A recent Elon University Poll revealed North Carolinians’ collegiate basketball preference correlates with one’s presidential choice. The majority of North Carolina State fans supported Republican presidential candidate Mitt Romney while those who support University of North Carolina-Chapel Hill’s team favor President Barack Obama and Duke University supporters are nearly divided, according to the poll conducted Oct. 21-26.
Elon University was not included in the results because the number of respondents who identified as Phoenix fans produces too small of a sample size to yield conclusive results, according to Kenneth Fernandez, director of the Elon University Poll. Nevertheless, from observation of the Elon community, Fernandez and students have largely determined the campus is divided on the political spectrum.
“A private school attracts people from higher socioeconomic background,” Fernandez said. “They’re concerned about the size of government, they’re looking for jobs very soon and concerned about the economy. Mitt Romney has been seen as a better candidate to handle that issue.”
But Obama typically attracts votes from the younger demographic, leading Fernandez to predict the Elon community to be evenly split between the contenders, he said.
“I think because of economic background people are economically more conservative,” said senior Brittany Woodard.
But debates regarding Chick-fil-A’s presence on campus demonstrated students with both liberal and conservative beliefs occupy campus, she said.
Furthermore, discussions in class and among friends have indicated a division in support for the presidential candidates. Junior Nick Schneider said he observed a discrepancy between the political views of his friends and those expressed in class, indicating a variety of views present at Elon.
“Half of my friend group will always talk about Romney’s points and his support, and I will go to class, and most of my classmates are Obama supporters,” Schneider said.
He attributed the diversity of opinions to Elon’s classification as a private school.

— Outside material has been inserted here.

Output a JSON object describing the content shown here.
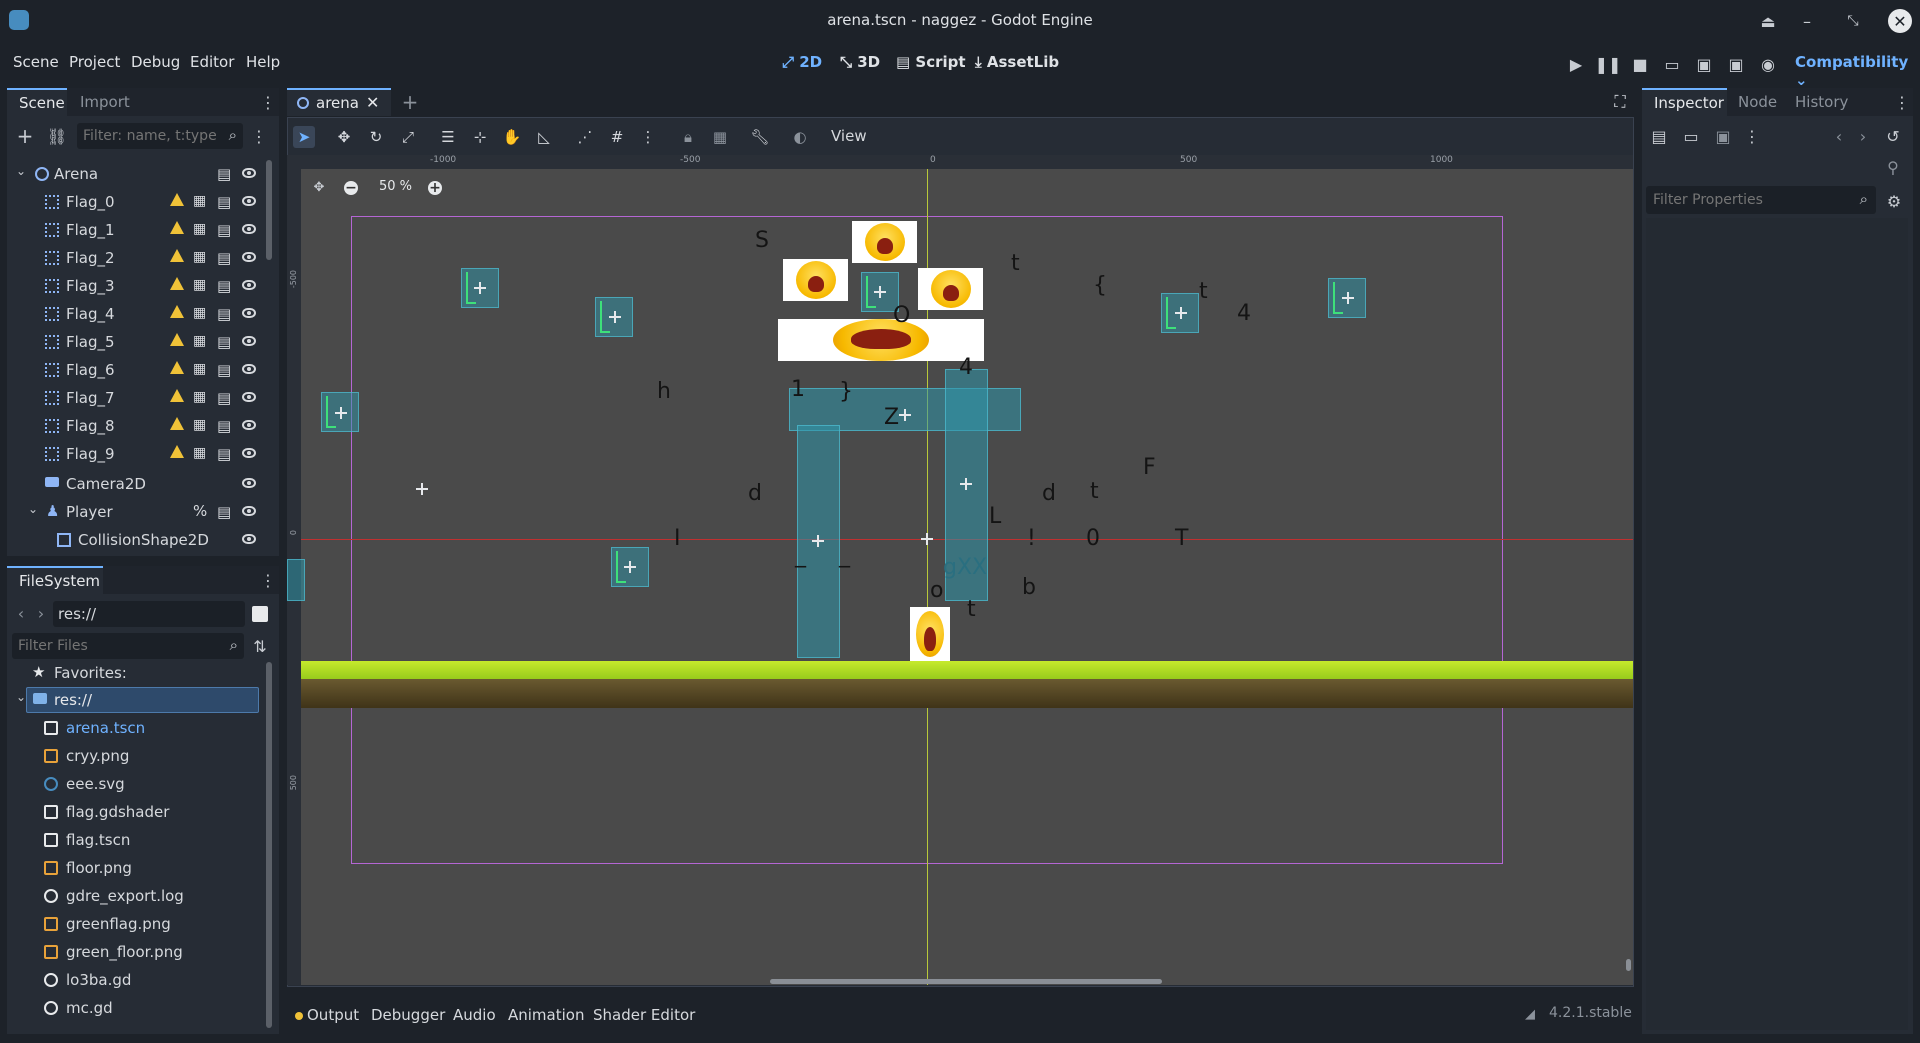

While freshman Elizabeth Cozine acknowledged that political ideologies are not strictly divided geographically, the representation of both northern and southern states on campus contributes to the development of the bipartisan atmosphere, she said.
“A lot of people from the north are attracted to the school, and a lot of northern states vote democratic in the Electoral College,” she said. “But at the same time, you have a lot of southern people who do attend the school, and a lot of southern people do identify with conservative views.”
Fernandez applied a similar rationale to the political division within Duke’s fan base. The university’s fan base extends beyond the North Carolina population, generating support from individuals across the country, he said.
“There are so many people who like Duke because it’s been so successful, so it spans partisanship,” Fernandez said.